"The Cloud"'s units display tension through rotation. Units in greater tensions have a greater rotation due to elements pulling on the unit. The minimal surface is analyzed to find tension within each unit. Rotation is then applied to these units based on the tension they are subjected to. A higher degree of rotation allows the unit to handle a greater tensile load.
Repeat Competition, 2010
"The Cloud" plays with light, creating sensory experiences. The placement, size, and rotation of the units provide different lighting situations causing these ephemeral experiences. As the units rotate, their aperture dilates or retracts depending on tensile conditions. These variations create an aperiodic pattern throughout the installation. The semi-translucent plastic sheets and aperture allow light to filter through and play within "The Cloud."
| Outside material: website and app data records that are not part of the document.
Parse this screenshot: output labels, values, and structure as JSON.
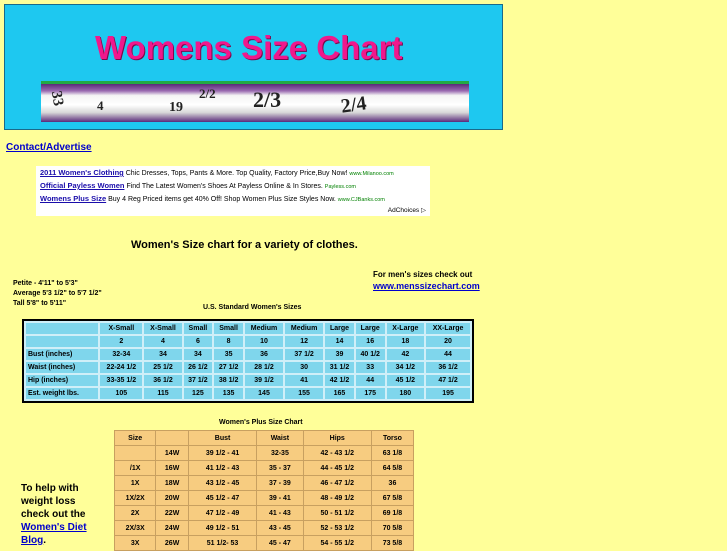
{
  "banner": {
    "title": "Womens Size Chart",
    "tape_numbers": [
      "33",
      "4",
      "19",
      "2/2",
      "2/3",
      "2/4"
    ]
  },
  "nav": {
    "contact_label": "Contact/Advertise"
  },
  "ads": [
    {
      "title": "2011 Women's Clothing",
      "text": "Chic Dresses, Tops, Pants & More. Top Quality, Factory Price,Buy Now!",
      "source": "www.Milanoo.com"
    },
    {
      "title": "Official Payless Women",
      "text": "Find The Latest Women's Shoes At Payless Online & In Stores.",
      "source": "Payless.com"
    },
    {
      "title": "Womens Plus Size",
      "text": "Buy 4 Reg Priced items get 40% Off! Shop Women Plus Size Styles Now.",
      "source": "www.CJBanks.com"
    }
  ],
  "ad_choices": "AdChoices",
  "headline": "Women's Size chart for a variety of clothes.",
  "mens": {
    "label": "For men's sizes check out",
    "link": "www.menssizechart.com"
  },
  "size_ranges": [
    "Petite - 4'11\" to 5'3\"",
    "Average 5'3 1/2\" to 5'7 1/2\"",
    "Tall 5'8\" to 5'11\""
  ],
  "us_chart": {
    "title": "U.S. Standard Women's Sizes",
    "headers": [
      "",
      "X-Small",
      "X-Small",
      "Small",
      "Small",
      "Medium",
      "Medium",
      "Large",
      "Large",
      "X-Large",
      "XX-Large"
    ],
    "rows": [
      [
        "",
        "2",
        "4",
        "6",
        "8",
        "10",
        "12",
        "14",
        "16",
        "18",
        "20"
      ],
      [
        "Bust (inches)",
        "32-34",
        "34",
        "34",
        "35",
        "36",
        "37 1/2",
        "39",
        "40 1/2",
        "42",
        "44"
      ],
      [
        "Waist (inches)",
        "22-24 1/2",
        "25 1/2",
        "26 1/2",
        "27 1/2",
        "28 1/2",
        "30",
        "31 1/2",
        "33",
        "34 1/2",
        "36 1/2"
      ],
      [
        "Hip (inches)",
        "33-35 1/2",
        "36 1/2",
        "37 1/2",
        "38 1/2",
        "39 1/2",
        "41",
        "42 1/2",
        "44",
        "45 1/2",
        "47 1/2"
      ],
      [
        "Est. weight lbs.",
        "105",
        "115",
        "125",
        "135",
        "145",
        "155",
        "165",
        "175",
        "180",
        "195"
      ]
    ]
  },
  "plus_chart": {
    "title": "Women's Plus Size Chart",
    "headers": [
      "Size",
      "",
      "Bust",
      "Waist",
      "Hips",
      "Torso"
    ],
    "rows": [
      [
        "",
        "14W",
        "39 1/2 - 41",
        "32-35",
        "42 - 43 1/2",
        "63 1/8"
      ],
      [
        "/1X",
        "16W",
        "41 1/2 - 43",
        "35 - 37",
        "44 - 45 1/2",
        "64 5/8"
      ],
      [
        "1X",
        "18W",
        "43 1/2 - 45",
        "37 - 39",
        "46 - 47 1/2",
        "36"
      ],
      [
        "1X/2X",
        "20W",
        "45 1/2 - 47",
        "39 - 41",
        "48 - 49 1/2",
        "67 5/8"
      ],
      [
        "2X",
        "22W",
        "47 1/2 - 49",
        "41 - 43",
        "50 - 51 1/2",
        "69 1/8"
      ],
      [
        "2X/3X",
        "24W",
        "49 1/2 - 51",
        "43 - 45",
        "52 - 53 1/2",
        "70 5/8"
      ],
      [
        "3X",
        "26W",
        "51 1/2- 53",
        "45 - 47",
        "54 - 55 1/2",
        "73 5/8"
      ]
    ]
  },
  "diet": {
    "lines": [
      "To help with",
      "weight loss",
      "check out the"
    ],
    "link_1": "Women's Diet",
    "link_2": "Blog",
    "tail": "."
  }
}
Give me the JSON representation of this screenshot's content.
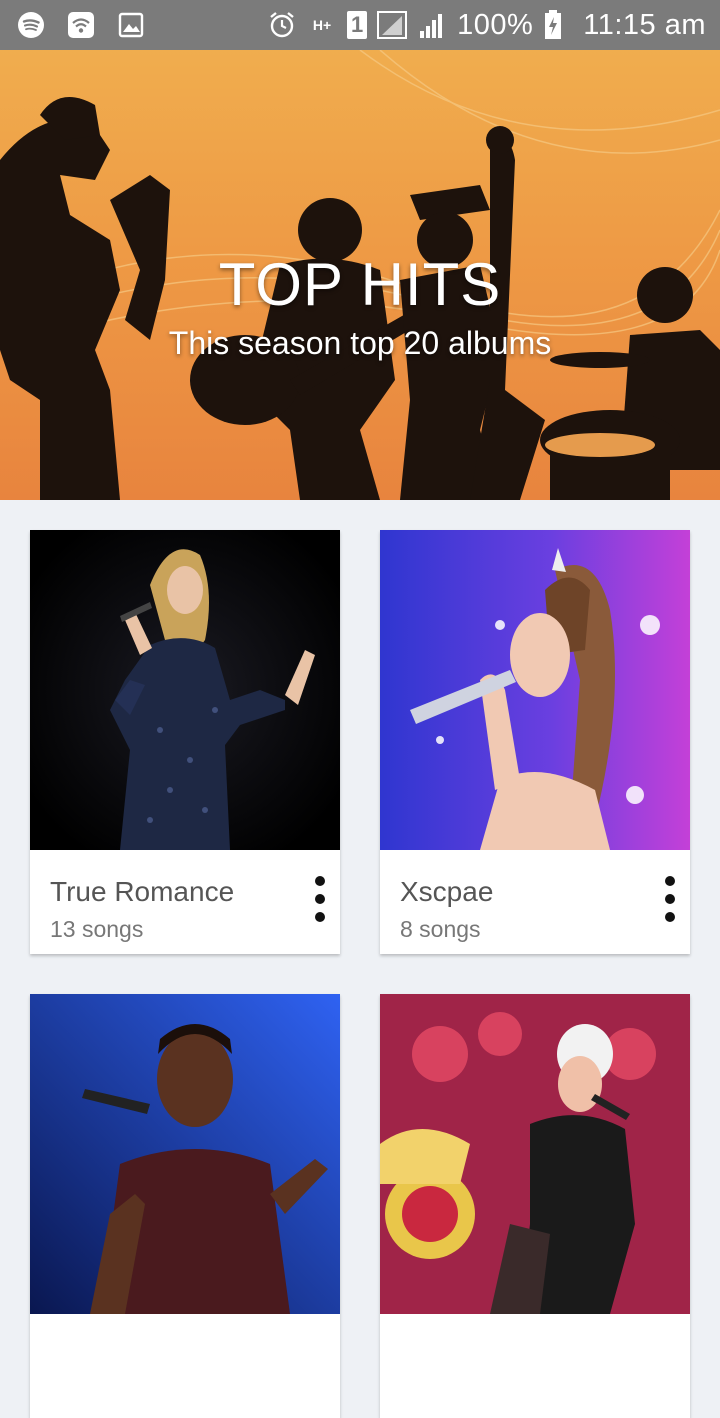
{
  "status_bar": {
    "battery": "100%",
    "time": "11:15 am",
    "sim_slot": "1",
    "network_type": "H+",
    "icons": [
      "spotify-icon",
      "wifi-icon",
      "image-icon",
      "alarm-icon",
      "network-type-icon",
      "sim-icon",
      "signal-sim2-icon",
      "signal-icon",
      "battery-icon"
    ]
  },
  "hero": {
    "title": "TOP HITS",
    "subtitle": "This season top 20 albums",
    "background_color": "#ee9a45"
  },
  "albums": [
    {
      "title": "True Romance",
      "songs": "13 songs",
      "thumb_colors": [
        "#000000",
        "#2a2f4a"
      ]
    },
    {
      "title": "Xscpae",
      "songs": "8 songs",
      "thumb_colors": [
        "#3b3fd6",
        "#b041d9"
      ]
    },
    {
      "title": "",
      "songs": "",
      "thumb_colors": [
        "#0b1a55",
        "#2a56e8"
      ]
    },
    {
      "title": "",
      "songs": "",
      "thumb_colors": [
        "#8c1a3a",
        "#d33a6a"
      ]
    }
  ],
  "menu_icon": "more-vert-icon"
}
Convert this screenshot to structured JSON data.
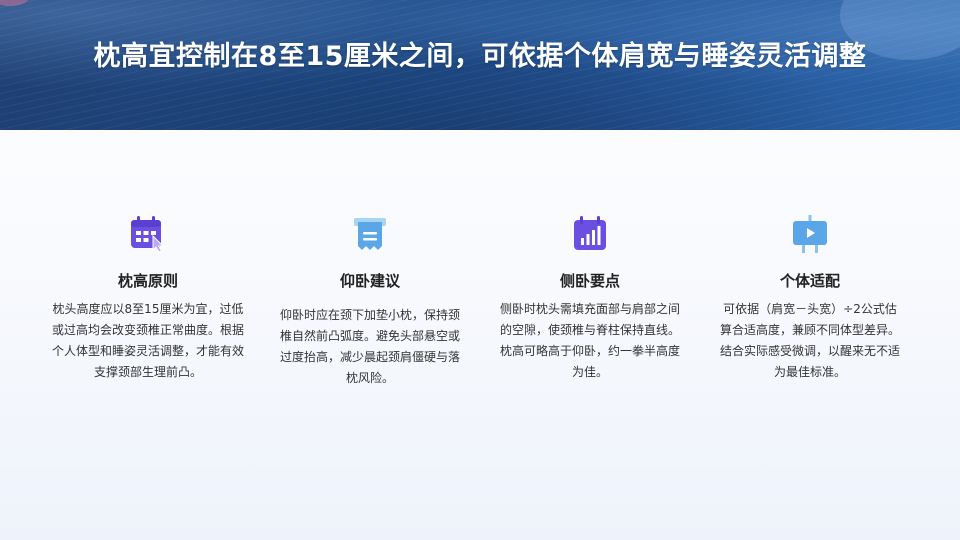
{
  "header": {
    "title": "枕高宜控制在8至15厘米之间，可依据个体肩宽与睡姿灵活调整"
  },
  "cards": [
    {
      "icon": "calendar-pointer-icon",
      "title": "枕高原则",
      "text": "枕头高度应以8至15厘米为宜，过低或过高均会改变颈椎正常曲度。根据个人体型和睡姿灵活调整，才能有效支撑颈部生理前凸。"
    },
    {
      "icon": "document-list-icon",
      "title": "仰卧建议",
      "text": "仰卧时应在颈下加垫小枕，保持颈椎自然前凸弧度。避免头部悬空或过度抬高，减少晨起颈肩僵硬与落枕风险。"
    },
    {
      "icon": "bar-chart-calendar-icon",
      "title": "侧卧要点",
      "text": "侧卧时枕头需填充面部与肩部之间的空隙，使颈椎与脊柱保持直线。枕高可略高于仰卧，约一拳半高度为佳。"
    },
    {
      "icon": "presentation-screen-icon",
      "title": "个体适配",
      "text": "可依据（肩宽－头宽）÷2公式估算合适高度，兼顾不同体型差异。结合实际感受微调，以醒来无不适为最佳标准。"
    }
  ],
  "colors": {
    "banner": "#1d4a86",
    "icon_purple": "#6a4fe0",
    "icon_blue": "#5aa6e6"
  }
}
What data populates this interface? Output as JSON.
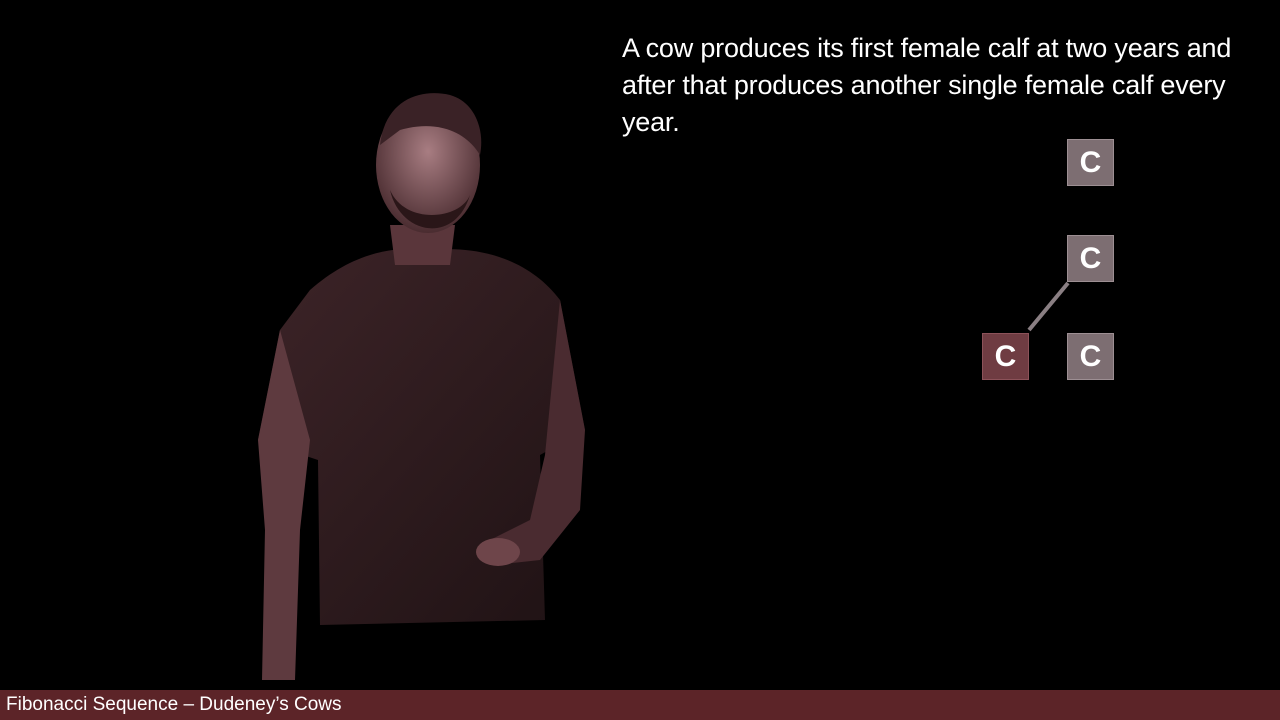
{
  "slide": {
    "problem_text": "A cow produces its first female calf at two years and after that produces another single female calf every year."
  },
  "tree": {
    "nodes": [
      {
        "label": "C",
        "role": "year-1-cow"
      },
      {
        "label": "C",
        "role": "year-2-cow"
      },
      {
        "label": "C",
        "role": "year-3-calf"
      },
      {
        "label": "C",
        "role": "year-3-cow"
      }
    ],
    "colors": {
      "cow": "#7d6e72",
      "calf": "#6f3c42",
      "connector": "#8a7f83"
    }
  },
  "footer": {
    "title": "Fibonacci Sequence – Dudeney’s Cows",
    "background": "#5c2428"
  }
}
The two boundary curves of maximum and minimum extant of installation act as fixed boundaries for the surface to form along. As the surface relaxes to reach its minimal energy state, the environment begins to stretch and tear it apart. The final form of the surface is found in this state of tension. With its arms reaching out to the columns, the space is united as a whole.
The Minimal Surface and Units are created using Grasshopper along with Kangaroo and VB Scripting. The final form and unit composition are determined by tensile attractor points placed within the space. These points pull at the surface, creating the minimal surface.